--- AVAILABLE DATA Enclosed Below ---

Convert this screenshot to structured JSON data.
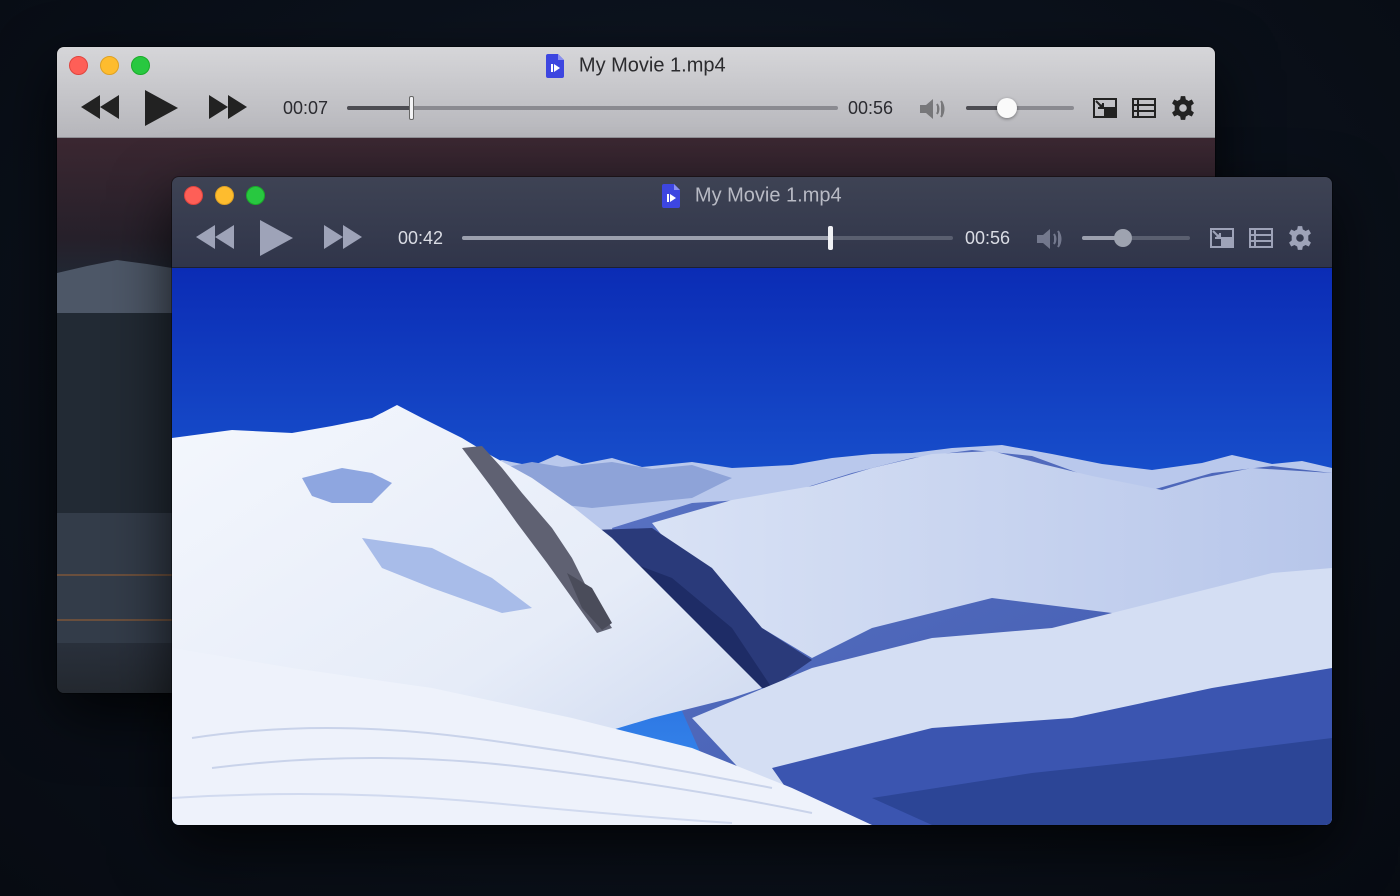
{
  "back_window": {
    "title": "My Movie 1.mp4",
    "current_time": "00:07",
    "duration": "00:56",
    "progress": 0.13,
    "volume": 0.38
  },
  "front_window": {
    "title": "My Movie 1.mp4",
    "current_time": "00:42",
    "duration": "00:56",
    "progress": 0.75,
    "volume": 0.38
  },
  "icons": {
    "window_controls": [
      "close",
      "minimize",
      "zoom"
    ],
    "playback": [
      "rewind-icon",
      "play-icon",
      "fast-forward-icon"
    ],
    "right_controls": [
      "volume-icon",
      "picture-in-picture-icon",
      "playlist-icon",
      "gear-icon"
    ],
    "file": "video-file-icon"
  },
  "colors": {
    "close": "#fe5f57",
    "minimize": "#febc2e",
    "zoom": "#28c840",
    "file_icon": "#3d46e0"
  }
}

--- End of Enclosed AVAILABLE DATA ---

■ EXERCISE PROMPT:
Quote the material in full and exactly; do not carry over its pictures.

■ RESPONSE AREA:
Convert this screenshot to structured JSON data.
{
  "back_window": {
    "title": "My Movie 1.mp4",
    "current_time": "00:07",
    "duration": "00:56",
    "progress": 0.13,
    "volume": 0.38
  },
  "front_window": {
    "title": "My Movie 1.mp4",
    "current_time": "00:42",
    "duration": "00:56",
    "progress": 0.75,
    "volume": 0.38
  },
  "icons": {
    "window_controls": [
      "close",
      "minimize",
      "zoom"
    ],
    "playback": [
      "rewind-icon",
      "play-icon",
      "fast-forward-icon"
    ],
    "right_controls": [
      "volume-icon",
      "picture-in-picture-icon",
      "playlist-icon",
      "gear-icon"
    ],
    "file": "video-file-icon"
  },
  "colors": {
    "close": "#fe5f57",
    "minimize": "#febc2e",
    "zoom": "#28c840",
    "file_icon": "#3d46e0"
  }
}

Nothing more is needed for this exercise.